I used to be a book completist, but in recent years I’ve been learning to cut and release when a book is just not working for me. It’s not just a matter of too little time, too many books. I’ve found that forcing myself to finish a lack-luster book is a surefire way to land myself in a reading slump. It’s been surprisingly difficult to let go, and I’ll still power through a book if I’m not loving – particularly if it’s popular or acclaimed – if only to make sure that I’m not missing something.
Here are some recent reading fails along with some of the reasons why.
Belzhar by Meg Wollitzer
Literary fiction author takes on YA and Sylvia Plath. I’ve drifted away from YA in recent years, but I gave this a chance because a lit fic author slumming it in YA is always of note and because I enjoy a good update/retelling/meditation on “classic” literature. Seemed promising.
Not so much. My frustrations with YA still stand, but my issues with this book went beyond that. If your starting point is the Bell Jar, you really ought to bring on a more nuanced understanding of depression and mental illness than “depression comes from bad things happening.” For someone who has had a few (thankfully brief) experiences with depression, the book felt a little insulting and quite frankly dangerous (apparently journaling can cure depression, no medication needed!). The “twist,” which I found out about thanks to a delightfully hilarious retelling by a dear friend, was clumsily telescoped in the first 20 pages and makes my issues with the books take on mental illness one billion time worse.
The above is based on reading around 100 pages of the book.
Shades of Meh Shades of Milk and Honey by Mary Robinette Kowal

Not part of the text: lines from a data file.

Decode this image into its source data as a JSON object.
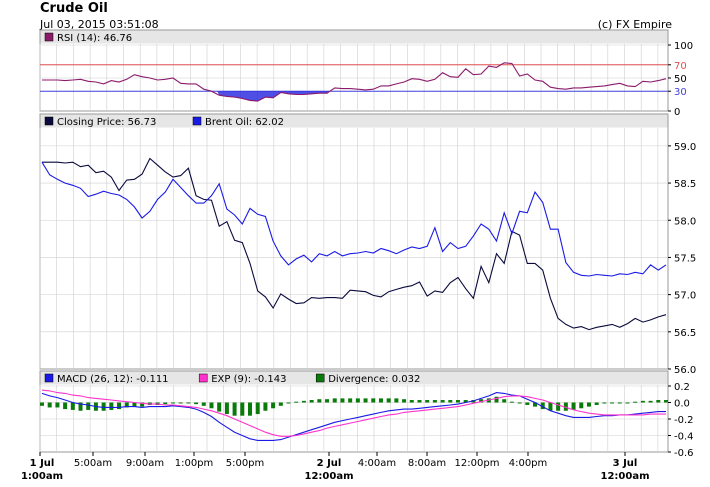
{
  "header": {
    "title": "Crude Oil",
    "datetime": "Jul 03, 2015 03:51:08",
    "copyright": "(c) FX Empire"
  },
  "colors": {
    "rsi": "#8b1a6b",
    "rsi_upper": "#e05050",
    "rsi_lower": "#4040e0",
    "rsi_fill": "#3030e0",
    "closing": "#0a0a3c",
    "brent": "#1a1ae6",
    "macd": "#1a1ae6",
    "exp": "#ff33cc",
    "divergence": "#0a7a0a",
    "grid": "#cfcfcf",
    "panel_header": "#e6e6e6"
  },
  "x_axis": {
    "ticks": [
      {
        "line1": "1 Jul",
        "line2": "1:00am",
        "major": true
      },
      {
        "line1": "5:00am",
        "line2": "",
        "major": false
      },
      {
        "line1": "9:00am",
        "line2": "",
        "major": false
      },
      {
        "line1": "1:00pm",
        "line2": "",
        "major": false
      },
      {
        "line1": "5:00pm",
        "line2": "",
        "major": false
      },
      {
        "line1": "2 Jul",
        "line2": "12:00am",
        "major": true
      },
      {
        "line1": "4:00am",
        "line2": "",
        "major": false
      },
      {
        "line1": "8:00am",
        "line2": "",
        "major": false
      },
      {
        "line1": "12:00pm",
        "line2": "",
        "major": false
      },
      {
        "line1": "4:00pm",
        "line2": "",
        "major": false
      },
      {
        "line1": "3 Jul",
        "line2": "12:00am",
        "major": true
      }
    ]
  },
  "chart_data": [
    {
      "type": "line",
      "panel": "rsi",
      "legend": [
        {
          "label": "RSI (14): 46.76",
          "color": "#8b1a6b"
        }
      ],
      "y_ticks": [
        100,
        70,
        50,
        30,
        0
      ],
      "ylim": [
        0,
        100
      ],
      "levels": [
        70,
        30
      ],
      "series": [
        {
          "name": "RSI (14)",
          "values": [
            47,
            47,
            47,
            46,
            47,
            48,
            45,
            44,
            41,
            46,
            44,
            48,
            55,
            52,
            50,
            47,
            48,
            50,
            42,
            41,
            41,
            33,
            30,
            24,
            22,
            21,
            19,
            16,
            15,
            21,
            20,
            28,
            26,
            25,
            25,
            26,
            27,
            27,
            35,
            34,
            34,
            33,
            32,
            33,
            38,
            38,
            41,
            44,
            49,
            48,
            45,
            48,
            58,
            52,
            51,
            64,
            55,
            56,
            68,
            66,
            73,
            72,
            53,
            56,
            47,
            45,
            36,
            34,
            33,
            35,
            35,
            36,
            37,
            38,
            40,
            42,
            38,
            37,
            45,
            44,
            46,
            49
          ]
        }
      ]
    },
    {
      "type": "line",
      "panel": "price",
      "legend": [
        {
          "label": "Closing Price: 56.73",
          "color": "#0a0a3c"
        },
        {
          "label": "Brent Oil: 62.02",
          "color": "#1a1ae6"
        }
      ],
      "y_ticks": [
        59.0,
        58.5,
        58.0,
        57.5,
        57.0,
        56.5,
        56.0
      ],
      "ylim": [
        56.0,
        59.2
      ],
      "series": [
        {
          "name": "Closing Price",
          "values": [
            58.78,
            58.78,
            58.78,
            58.77,
            58.78,
            58.72,
            58.74,
            58.64,
            58.66,
            58.58,
            58.4,
            58.54,
            58.55,
            58.62,
            58.83,
            58.74,
            58.65,
            58.58,
            58.6,
            58.7,
            58.33,
            58.28,
            58.27,
            57.92,
            57.98,
            57.73,
            57.7,
            57.42,
            57.05,
            56.97,
            56.82,
            57.01,
            56.94,
            56.88,
            56.89,
            56.96,
            56.95,
            56.96,
            56.96,
            56.95,
            57.06,
            57.05,
            57.04,
            56.99,
            56.97,
            57.04,
            57.07,
            57.1,
            57.12,
            57.17,
            56.98,
            57.05,
            57.03,
            57.16,
            57.23,
            57.08,
            56.95,
            57.38,
            57.16,
            57.55,
            57.42,
            57.85,
            57.8,
            57.42,
            57.42,
            57.33,
            56.95,
            56.68,
            56.6,
            56.55,
            56.57,
            56.53,
            56.56,
            56.58,
            56.6,
            56.56,
            56.61,
            56.68,
            56.63,
            56.66,
            56.7,
            56.73
          ]
        },
        {
          "name": "Brent Oil",
          "values": [
            58.78,
            58.61,
            58.55,
            58.5,
            58.47,
            58.43,
            58.32,
            58.35,
            58.39,
            58.36,
            58.34,
            58.28,
            58.18,
            58.03,
            58.12,
            58.28,
            58.38,
            58.55,
            58.44,
            58.33,
            58.23,
            58.23,
            58.33,
            58.49,
            58.15,
            58.07,
            57.95,
            58.16,
            58.08,
            58.05,
            57.72,
            57.52,
            57.4,
            57.48,
            57.53,
            57.44,
            57.55,
            57.52,
            57.58,
            57.52,
            57.55,
            57.56,
            57.58,
            57.56,
            57.62,
            57.59,
            57.55,
            57.6,
            57.64,
            57.62,
            57.65,
            57.9,
            57.58,
            57.7,
            57.62,
            57.65,
            57.79,
            57.95,
            57.88,
            57.72,
            58.1,
            57.82,
            58.12,
            58.1,
            58.38,
            58.24,
            57.88,
            57.88,
            57.43,
            57.3,
            57.26,
            57.25,
            57.27,
            57.26,
            57.25,
            57.28,
            57.27,
            57.3,
            57.28,
            57.4,
            57.33,
            57.4
          ]
        }
      ]
    },
    {
      "type": "line",
      "panel": "macd",
      "legend": [
        {
          "label": "MACD (26, 12): -0.111",
          "color": "#1a1ae6"
        },
        {
          "label": "EXP (9): -0.143",
          "color": "#ff33cc"
        },
        {
          "label": "Divergence: 0.032",
          "color": "#0a7a0a"
        }
      ],
      "y_ticks": [
        0.2,
        0.0,
        -0.2,
        -0.4,
        -0.6
      ],
      "ylim": [
        -0.6,
        0.2
      ],
      "series": [
        {
          "name": "MACD (26, 12)",
          "values": [
            0.11,
            0.08,
            0.06,
            0.03,
            0.0,
            -0.02,
            -0.03,
            -0.05,
            -0.06,
            -0.06,
            -0.06,
            -0.05,
            -0.05,
            -0.06,
            -0.05,
            -0.05,
            -0.05,
            -0.04,
            -0.05,
            -0.06,
            -0.08,
            -0.12,
            -0.17,
            -0.24,
            -0.3,
            -0.36,
            -0.4,
            -0.44,
            -0.46,
            -0.46,
            -0.46,
            -0.45,
            -0.42,
            -0.39,
            -0.36,
            -0.33,
            -0.3,
            -0.27,
            -0.24,
            -0.22,
            -0.2,
            -0.18,
            -0.16,
            -0.14,
            -0.12,
            -0.1,
            -0.09,
            -0.08,
            -0.08,
            -0.07,
            -0.06,
            -0.05,
            -0.04,
            -0.03,
            -0.02,
            0.0,
            0.02,
            0.05,
            0.08,
            0.12,
            0.11,
            0.09,
            0.08,
            0.04,
            0.0,
            -0.05,
            -0.1,
            -0.13,
            -0.16,
            -0.18,
            -0.18,
            -0.18,
            -0.17,
            -0.16,
            -0.16,
            -0.15,
            -0.15,
            -0.14,
            -0.13,
            -0.12,
            -0.11,
            -0.11
          ]
        },
        {
          "name": "EXP (9)",
          "values": [
            0.15,
            0.14,
            0.12,
            0.11,
            0.09,
            0.08,
            0.06,
            0.05,
            0.04,
            0.03,
            0.02,
            0.01,
            0.0,
            -0.01,
            -0.02,
            -0.02,
            -0.03,
            -0.03,
            -0.04,
            -0.05,
            -0.06,
            -0.08,
            -0.1,
            -0.13,
            -0.16,
            -0.2,
            -0.24,
            -0.28,
            -0.32,
            -0.36,
            -0.39,
            -0.41,
            -0.41,
            -0.4,
            -0.38,
            -0.36,
            -0.34,
            -0.31,
            -0.29,
            -0.27,
            -0.25,
            -0.23,
            -0.21,
            -0.19,
            -0.17,
            -0.15,
            -0.14,
            -0.12,
            -0.11,
            -0.1,
            -0.09,
            -0.08,
            -0.07,
            -0.06,
            -0.05,
            -0.03,
            -0.01,
            0.01,
            0.03,
            0.05,
            0.07,
            0.08,
            0.08,
            0.07,
            0.05,
            0.03,
            0.0,
            -0.03,
            -0.06,
            -0.09,
            -0.11,
            -0.13,
            -0.14,
            -0.15,
            -0.15,
            -0.15,
            -0.15,
            -0.15,
            -0.15,
            -0.14,
            -0.14,
            -0.14
          ]
        },
        {
          "name": "Divergence",
          "kind": "bar",
          "values": [
            -0.04,
            -0.06,
            -0.06,
            -0.08,
            -0.09,
            -0.1,
            -0.09,
            -0.1,
            -0.1,
            -0.09,
            -0.08,
            -0.06,
            -0.05,
            -0.05,
            -0.03,
            -0.03,
            -0.02,
            -0.01,
            -0.01,
            -0.01,
            -0.02,
            -0.04,
            -0.07,
            -0.11,
            -0.14,
            -0.16,
            -0.16,
            -0.16,
            -0.14,
            -0.1,
            -0.07,
            -0.04,
            -0.01,
            0.01,
            0.02,
            0.03,
            0.04,
            0.04,
            0.05,
            0.05,
            0.05,
            0.05,
            0.05,
            0.05,
            0.05,
            0.05,
            0.05,
            0.04,
            0.03,
            0.03,
            0.03,
            0.03,
            0.03,
            0.03,
            0.03,
            0.03,
            0.03,
            0.04,
            0.05,
            0.07,
            0.04,
            0.01,
            0.0,
            -0.03,
            -0.05,
            -0.08,
            -0.1,
            -0.1,
            -0.1,
            -0.09,
            -0.07,
            -0.05,
            -0.03,
            -0.01,
            -0.01,
            0.0,
            0.0,
            0.01,
            0.02,
            0.02,
            0.03,
            0.03
          ]
        }
      ]
    }
  ]
}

I was led to this book by a posting about books for fans of the BBC adaptation of Jonathan Strange and Mr. Norrell. Billed as “[t]he fantasy novel you’ve always wished Jane Austen had written” how could I possibly resist? I had no idea before seeing this post that I wanted a Jane Austen fantasy novel, but I do! It makes sense. I love Austen. I love fantasy. Throw in a little romance, maybe a brooding Darcy figure, and I’m yours!
This was most definitively not the Austen fantasy novel I wished for. The thing about Austen… she could write. Very, very well. The writing here is very, very poor. All tell, no show. Your standard regency romance author runs circles around Kowal. The dialogue was stilted, artificial, and cringe-worthy. As for the characters? Oh dear. ONot every character has to be pretty, witty, and intelligent Lizzy Bennet. Austen has her share of sad-sack heroines (Elinor Dashwood, Anne Elliot, Fanny Price), but I need a teensy bit of spine, maybe a smidgeon of humor, intelligence, character? Something. Instead we get Jane Ellsworth, unattractive spinster, talented glamourist, doormat.
Then there’s the magic, or glamour. Admittedly, I did not get far enough into the book for it to find out where they were going with it, but so far, it’s felt superfluous and confusing. Glamour appears to be another of the accomplishment expected of young women: painting, music, needlepoint, etc. That was sort of an interesting idea, but in execution, I just didn’t get it. Glamour seems to involve ether and “working folds” and making things smell better and sparkly? *shrugs* I dunno.
Gave up after 65 pages. Should have spent my time playing this. Better writing, more well-rounded characters, and more compelling plots. No magic though. Perhaps for the next version?